Sugar 'n spice at Mahane Yehuda

Sugar ‘n spice at Mahane Yehuda

Seems I am always drawn to friendly Australians. Fr. John Grieg, a gentle giant-of-a-priest (his hands would make two of mine), who is vice-rector of a seminary in the heart of Sydney, joined me for church last Sunday. Then the two of us rode Jerusalem’s ultra-modern, light-rail “tram” from the Old City’s “New Gate” out Jaffa (biblical Joppa) Road, to an open-air market in a predominately Jewish area known as Mahane Yehuda.

Our destination was a kosher eatery known as Fishenchips, a place that features–guess what? Good as London, the best in Jerusalem, and maybe the rest of the world. We placed our order at what turned out to be no more than a very efficient and inviting market stall, and then found a table across the alley and among the myriad storefronts selling fruits, vegetables, pastries, spices, teas, coffees, and assorted “Judaica” (menorahs, yarmulkes, Star-of-David jewelry, etc.).

When we decided the piped-in rock music was too loud for conversation, we moved to another table–but ran directly into a young, red-haired Israeli about to sit at the same place. Affable John invited youthful Peter to join us, and to my surprise Peter did. Turned out that he was a “Kiwi”–a transplanted New Zealander, so my Aussie friend found it easy to engage him in conversation.

New Israeli Peter (his yarmulke barely visible) enjoys his fish & chips.

New Israeli Peter (his yarmulke barely visible) enjoys his fish & chips.

“Peter” is a biblical name, but you don’t hear it often in present-day Jewish contexts. The young man acknowledged that his conversion to Judaism was still in process. He and his family had been nominally Christian back in New Zealand, but his father’s relentless search for “answers” had led the entire family to relocate to Israel, embrace a different faith, and take up life as “settlers” living just north of Beersheva.

But life seems so hard here, I observed. While New Zealand, John added, is such a serene and beautiful place. Regardless of what his parents decided, why would a young man ever want to give that up? (And especially since immigrating to Israel as a Jew would lead quickly to his induction into the IDF–the Israeli army.)

“I want life to be real,” Peter answered. “Everything is too easy back home. Nobody there has to work for anything. But to survive and be happy here, you have to struggle. For me, struggling is part of what makes life real.”

What came to mind were the words of Jesus, upon greeting young Nathanael in Galilee: “Behold an Israelite indeed, in whom there is no guile” (John 1.47). Soon young Peter will join the ranks of the sons of Jacob-Israel, whose very name means “wrestles with God.”
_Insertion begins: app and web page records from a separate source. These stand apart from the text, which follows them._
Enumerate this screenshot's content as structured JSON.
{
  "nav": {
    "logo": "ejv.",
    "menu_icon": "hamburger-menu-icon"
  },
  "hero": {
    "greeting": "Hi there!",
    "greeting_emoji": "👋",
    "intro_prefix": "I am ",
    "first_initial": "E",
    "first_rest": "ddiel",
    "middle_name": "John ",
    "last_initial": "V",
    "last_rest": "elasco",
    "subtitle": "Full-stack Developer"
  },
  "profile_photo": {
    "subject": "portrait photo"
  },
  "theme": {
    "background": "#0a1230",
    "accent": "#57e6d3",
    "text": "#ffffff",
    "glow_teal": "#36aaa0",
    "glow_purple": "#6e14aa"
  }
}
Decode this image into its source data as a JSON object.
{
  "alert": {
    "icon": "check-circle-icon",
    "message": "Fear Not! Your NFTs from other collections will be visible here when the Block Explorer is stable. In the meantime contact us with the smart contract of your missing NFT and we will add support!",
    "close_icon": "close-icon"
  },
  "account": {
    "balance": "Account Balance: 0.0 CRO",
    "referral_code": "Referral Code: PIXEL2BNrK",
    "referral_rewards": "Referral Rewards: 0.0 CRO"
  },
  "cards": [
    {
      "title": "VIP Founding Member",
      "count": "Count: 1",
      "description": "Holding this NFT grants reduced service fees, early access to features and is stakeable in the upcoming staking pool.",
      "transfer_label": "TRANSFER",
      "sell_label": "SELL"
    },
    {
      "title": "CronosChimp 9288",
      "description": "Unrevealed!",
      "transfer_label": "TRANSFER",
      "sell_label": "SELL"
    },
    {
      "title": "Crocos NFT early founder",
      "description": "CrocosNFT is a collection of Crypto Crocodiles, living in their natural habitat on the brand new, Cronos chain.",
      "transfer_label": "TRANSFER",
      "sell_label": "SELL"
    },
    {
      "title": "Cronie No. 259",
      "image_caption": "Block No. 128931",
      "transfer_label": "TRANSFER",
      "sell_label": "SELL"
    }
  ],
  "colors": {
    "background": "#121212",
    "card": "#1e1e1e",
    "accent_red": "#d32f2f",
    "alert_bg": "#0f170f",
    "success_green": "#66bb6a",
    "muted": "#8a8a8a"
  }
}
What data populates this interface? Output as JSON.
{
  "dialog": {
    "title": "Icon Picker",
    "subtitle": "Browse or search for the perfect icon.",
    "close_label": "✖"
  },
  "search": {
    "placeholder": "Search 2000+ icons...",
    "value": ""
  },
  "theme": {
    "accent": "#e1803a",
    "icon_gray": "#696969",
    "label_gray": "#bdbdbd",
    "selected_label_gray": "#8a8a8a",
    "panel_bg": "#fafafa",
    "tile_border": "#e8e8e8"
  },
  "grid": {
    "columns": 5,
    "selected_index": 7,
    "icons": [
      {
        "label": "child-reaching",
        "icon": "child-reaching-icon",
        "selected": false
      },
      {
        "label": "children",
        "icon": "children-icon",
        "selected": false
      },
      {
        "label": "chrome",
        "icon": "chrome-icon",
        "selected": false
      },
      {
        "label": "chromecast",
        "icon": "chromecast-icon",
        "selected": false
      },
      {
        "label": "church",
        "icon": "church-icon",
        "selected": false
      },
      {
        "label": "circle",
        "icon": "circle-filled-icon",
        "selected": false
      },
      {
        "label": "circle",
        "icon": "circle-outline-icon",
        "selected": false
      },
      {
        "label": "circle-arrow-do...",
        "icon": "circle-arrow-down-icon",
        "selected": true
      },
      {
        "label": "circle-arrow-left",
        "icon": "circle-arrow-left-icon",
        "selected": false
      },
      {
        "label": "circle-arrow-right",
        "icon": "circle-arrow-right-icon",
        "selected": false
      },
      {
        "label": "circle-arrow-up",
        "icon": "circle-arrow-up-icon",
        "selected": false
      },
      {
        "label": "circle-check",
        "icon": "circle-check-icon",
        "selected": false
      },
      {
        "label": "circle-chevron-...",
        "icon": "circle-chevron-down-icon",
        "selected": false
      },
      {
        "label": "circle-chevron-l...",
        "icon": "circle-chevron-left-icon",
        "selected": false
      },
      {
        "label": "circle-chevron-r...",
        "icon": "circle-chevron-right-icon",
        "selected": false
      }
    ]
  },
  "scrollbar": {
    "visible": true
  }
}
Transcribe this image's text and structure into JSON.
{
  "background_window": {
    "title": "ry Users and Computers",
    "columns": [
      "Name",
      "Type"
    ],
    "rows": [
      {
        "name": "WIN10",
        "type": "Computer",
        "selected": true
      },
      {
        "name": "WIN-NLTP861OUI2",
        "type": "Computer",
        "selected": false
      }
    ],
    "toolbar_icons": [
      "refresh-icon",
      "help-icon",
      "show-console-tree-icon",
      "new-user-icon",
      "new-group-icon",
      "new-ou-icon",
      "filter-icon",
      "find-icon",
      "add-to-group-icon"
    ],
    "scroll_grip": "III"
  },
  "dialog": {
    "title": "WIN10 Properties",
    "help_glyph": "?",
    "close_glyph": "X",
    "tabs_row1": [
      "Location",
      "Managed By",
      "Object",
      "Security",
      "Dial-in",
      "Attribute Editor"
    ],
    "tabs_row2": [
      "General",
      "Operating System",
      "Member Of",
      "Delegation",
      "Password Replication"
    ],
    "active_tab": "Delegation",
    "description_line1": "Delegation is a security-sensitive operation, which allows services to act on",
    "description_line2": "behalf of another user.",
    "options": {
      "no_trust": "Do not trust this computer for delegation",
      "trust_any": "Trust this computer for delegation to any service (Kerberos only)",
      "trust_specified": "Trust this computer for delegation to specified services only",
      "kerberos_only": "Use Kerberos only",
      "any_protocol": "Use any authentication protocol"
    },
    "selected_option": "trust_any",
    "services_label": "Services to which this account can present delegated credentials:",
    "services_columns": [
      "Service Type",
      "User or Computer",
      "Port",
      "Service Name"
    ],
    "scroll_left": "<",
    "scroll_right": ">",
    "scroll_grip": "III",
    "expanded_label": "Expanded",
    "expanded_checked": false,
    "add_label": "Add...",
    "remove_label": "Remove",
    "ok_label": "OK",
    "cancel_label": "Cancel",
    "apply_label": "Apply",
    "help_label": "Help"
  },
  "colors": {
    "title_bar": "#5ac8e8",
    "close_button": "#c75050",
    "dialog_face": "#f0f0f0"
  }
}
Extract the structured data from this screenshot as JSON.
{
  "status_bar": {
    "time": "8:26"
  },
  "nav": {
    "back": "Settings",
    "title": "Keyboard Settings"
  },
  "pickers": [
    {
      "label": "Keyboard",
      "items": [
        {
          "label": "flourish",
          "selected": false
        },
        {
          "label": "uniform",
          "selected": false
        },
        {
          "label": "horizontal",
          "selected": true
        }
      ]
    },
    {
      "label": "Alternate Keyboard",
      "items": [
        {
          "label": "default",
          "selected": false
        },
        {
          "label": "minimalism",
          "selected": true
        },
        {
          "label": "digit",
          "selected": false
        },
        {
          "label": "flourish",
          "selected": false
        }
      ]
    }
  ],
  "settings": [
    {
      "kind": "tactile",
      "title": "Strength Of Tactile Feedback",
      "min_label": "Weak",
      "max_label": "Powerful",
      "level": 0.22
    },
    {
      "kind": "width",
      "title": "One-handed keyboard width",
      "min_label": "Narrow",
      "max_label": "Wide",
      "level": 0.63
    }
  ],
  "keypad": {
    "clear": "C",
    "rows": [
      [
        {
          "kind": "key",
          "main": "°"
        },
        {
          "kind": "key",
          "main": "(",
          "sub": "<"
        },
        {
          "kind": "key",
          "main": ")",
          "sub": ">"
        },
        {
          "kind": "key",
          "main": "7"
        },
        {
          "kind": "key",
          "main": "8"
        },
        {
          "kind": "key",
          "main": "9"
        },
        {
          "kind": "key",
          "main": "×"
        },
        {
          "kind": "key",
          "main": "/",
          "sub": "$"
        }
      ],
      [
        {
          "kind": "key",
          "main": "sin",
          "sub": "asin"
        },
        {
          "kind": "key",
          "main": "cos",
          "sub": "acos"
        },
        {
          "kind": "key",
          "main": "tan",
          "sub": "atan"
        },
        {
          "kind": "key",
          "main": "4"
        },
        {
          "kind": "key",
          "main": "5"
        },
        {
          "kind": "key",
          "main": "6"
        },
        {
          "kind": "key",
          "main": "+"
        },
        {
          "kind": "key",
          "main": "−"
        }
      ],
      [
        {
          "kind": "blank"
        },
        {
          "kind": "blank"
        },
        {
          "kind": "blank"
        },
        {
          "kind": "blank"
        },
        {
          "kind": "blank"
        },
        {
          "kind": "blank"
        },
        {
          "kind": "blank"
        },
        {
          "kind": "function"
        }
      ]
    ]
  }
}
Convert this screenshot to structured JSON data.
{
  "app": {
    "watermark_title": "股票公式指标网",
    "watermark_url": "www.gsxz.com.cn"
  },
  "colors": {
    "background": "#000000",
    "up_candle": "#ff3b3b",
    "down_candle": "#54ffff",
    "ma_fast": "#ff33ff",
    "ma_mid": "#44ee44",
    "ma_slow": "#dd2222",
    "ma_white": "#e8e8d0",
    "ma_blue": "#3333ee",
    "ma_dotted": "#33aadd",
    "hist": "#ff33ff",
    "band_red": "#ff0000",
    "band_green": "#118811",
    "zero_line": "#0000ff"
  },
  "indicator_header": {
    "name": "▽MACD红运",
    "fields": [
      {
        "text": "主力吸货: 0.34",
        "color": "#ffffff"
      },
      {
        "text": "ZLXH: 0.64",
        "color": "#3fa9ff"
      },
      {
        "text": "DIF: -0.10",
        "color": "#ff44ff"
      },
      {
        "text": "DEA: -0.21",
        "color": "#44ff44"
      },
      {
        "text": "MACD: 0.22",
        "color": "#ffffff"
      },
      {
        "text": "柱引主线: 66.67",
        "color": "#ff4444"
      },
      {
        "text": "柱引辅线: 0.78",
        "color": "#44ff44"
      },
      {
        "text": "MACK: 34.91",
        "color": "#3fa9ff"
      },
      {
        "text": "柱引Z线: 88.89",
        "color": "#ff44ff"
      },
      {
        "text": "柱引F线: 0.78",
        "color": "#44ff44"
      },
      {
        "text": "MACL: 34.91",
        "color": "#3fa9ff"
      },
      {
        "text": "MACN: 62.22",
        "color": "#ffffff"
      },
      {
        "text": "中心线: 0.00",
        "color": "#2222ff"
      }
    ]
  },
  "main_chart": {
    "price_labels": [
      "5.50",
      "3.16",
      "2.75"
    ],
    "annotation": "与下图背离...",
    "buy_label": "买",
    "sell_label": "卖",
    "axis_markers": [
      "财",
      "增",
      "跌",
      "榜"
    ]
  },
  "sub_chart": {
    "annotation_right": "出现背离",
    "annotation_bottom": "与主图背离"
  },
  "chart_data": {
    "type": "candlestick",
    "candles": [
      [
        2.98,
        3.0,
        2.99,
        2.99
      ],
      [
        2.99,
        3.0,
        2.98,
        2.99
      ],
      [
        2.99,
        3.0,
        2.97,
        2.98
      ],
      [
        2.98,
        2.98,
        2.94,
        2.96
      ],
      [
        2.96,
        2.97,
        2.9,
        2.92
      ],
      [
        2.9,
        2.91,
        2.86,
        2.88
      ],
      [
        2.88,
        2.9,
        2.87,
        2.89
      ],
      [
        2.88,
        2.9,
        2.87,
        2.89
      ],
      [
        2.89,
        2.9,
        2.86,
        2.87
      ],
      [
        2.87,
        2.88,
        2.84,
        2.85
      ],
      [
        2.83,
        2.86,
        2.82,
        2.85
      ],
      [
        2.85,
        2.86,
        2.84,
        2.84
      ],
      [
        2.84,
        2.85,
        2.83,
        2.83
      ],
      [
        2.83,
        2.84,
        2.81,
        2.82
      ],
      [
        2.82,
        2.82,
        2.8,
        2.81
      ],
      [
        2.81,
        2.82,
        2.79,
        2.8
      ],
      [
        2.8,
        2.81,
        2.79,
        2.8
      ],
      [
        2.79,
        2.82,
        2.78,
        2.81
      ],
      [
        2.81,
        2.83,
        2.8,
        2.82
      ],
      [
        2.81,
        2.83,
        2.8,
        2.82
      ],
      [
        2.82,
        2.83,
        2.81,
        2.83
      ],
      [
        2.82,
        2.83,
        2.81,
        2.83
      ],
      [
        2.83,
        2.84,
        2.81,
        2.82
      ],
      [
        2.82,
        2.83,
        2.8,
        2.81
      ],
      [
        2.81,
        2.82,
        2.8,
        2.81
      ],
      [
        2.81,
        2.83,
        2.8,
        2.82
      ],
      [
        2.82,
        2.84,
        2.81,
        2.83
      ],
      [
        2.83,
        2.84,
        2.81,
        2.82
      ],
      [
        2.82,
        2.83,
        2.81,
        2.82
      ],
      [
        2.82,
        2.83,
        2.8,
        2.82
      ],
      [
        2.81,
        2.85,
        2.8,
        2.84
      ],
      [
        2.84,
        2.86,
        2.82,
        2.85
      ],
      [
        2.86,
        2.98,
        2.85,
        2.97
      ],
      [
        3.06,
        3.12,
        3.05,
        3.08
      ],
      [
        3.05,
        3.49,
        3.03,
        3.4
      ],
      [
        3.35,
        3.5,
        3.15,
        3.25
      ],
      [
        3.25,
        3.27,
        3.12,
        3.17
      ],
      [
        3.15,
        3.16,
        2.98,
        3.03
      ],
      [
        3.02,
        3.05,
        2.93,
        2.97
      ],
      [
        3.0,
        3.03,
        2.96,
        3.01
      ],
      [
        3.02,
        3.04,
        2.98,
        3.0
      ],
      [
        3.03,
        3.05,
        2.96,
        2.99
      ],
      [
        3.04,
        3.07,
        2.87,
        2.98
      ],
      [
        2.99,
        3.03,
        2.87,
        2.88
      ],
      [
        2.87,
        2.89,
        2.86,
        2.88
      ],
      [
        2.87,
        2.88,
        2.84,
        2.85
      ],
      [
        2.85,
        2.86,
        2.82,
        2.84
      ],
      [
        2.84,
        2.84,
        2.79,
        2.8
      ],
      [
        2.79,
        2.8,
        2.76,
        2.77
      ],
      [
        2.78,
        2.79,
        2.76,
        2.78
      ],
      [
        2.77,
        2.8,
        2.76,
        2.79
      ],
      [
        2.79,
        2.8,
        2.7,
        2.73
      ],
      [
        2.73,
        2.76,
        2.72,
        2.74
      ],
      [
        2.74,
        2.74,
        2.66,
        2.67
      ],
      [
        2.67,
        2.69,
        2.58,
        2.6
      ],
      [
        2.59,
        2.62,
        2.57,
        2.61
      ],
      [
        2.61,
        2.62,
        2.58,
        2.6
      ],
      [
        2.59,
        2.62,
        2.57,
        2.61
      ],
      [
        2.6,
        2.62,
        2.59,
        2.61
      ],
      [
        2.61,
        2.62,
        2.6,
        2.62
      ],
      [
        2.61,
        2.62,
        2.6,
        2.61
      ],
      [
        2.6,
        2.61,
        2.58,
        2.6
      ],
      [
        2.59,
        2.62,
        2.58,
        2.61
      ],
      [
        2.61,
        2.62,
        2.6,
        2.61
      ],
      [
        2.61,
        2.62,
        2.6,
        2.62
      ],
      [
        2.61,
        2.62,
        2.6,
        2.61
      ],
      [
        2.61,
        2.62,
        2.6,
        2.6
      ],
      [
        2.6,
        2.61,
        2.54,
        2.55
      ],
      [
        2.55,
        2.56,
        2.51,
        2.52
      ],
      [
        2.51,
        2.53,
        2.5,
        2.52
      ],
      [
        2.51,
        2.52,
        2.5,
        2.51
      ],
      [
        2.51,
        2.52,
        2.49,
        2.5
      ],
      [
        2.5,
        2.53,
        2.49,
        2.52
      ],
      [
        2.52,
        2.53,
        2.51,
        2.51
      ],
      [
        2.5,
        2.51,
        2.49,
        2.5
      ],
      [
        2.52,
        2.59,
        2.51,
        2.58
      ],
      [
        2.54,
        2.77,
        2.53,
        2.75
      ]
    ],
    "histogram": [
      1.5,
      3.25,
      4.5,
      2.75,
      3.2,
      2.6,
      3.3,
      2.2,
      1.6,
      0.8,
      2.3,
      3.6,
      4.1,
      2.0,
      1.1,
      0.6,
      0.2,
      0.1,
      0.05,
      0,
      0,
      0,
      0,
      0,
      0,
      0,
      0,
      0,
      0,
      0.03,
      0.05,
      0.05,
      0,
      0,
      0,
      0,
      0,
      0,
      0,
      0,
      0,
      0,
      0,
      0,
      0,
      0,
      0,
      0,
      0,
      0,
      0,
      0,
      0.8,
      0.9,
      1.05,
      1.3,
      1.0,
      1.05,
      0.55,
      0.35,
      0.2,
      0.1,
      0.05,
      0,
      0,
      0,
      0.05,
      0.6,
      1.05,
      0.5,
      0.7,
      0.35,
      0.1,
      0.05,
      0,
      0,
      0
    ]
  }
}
And who can say? Perhaps amid his own struggling, that red-haired New Zealander will one day come face-to-face with Him whom Nathanael named “the Son of God, the King of Israel” (John 1.49). For that we can pray.

From Jerusalem to our friends in Greensboro, Shabbat Shalom!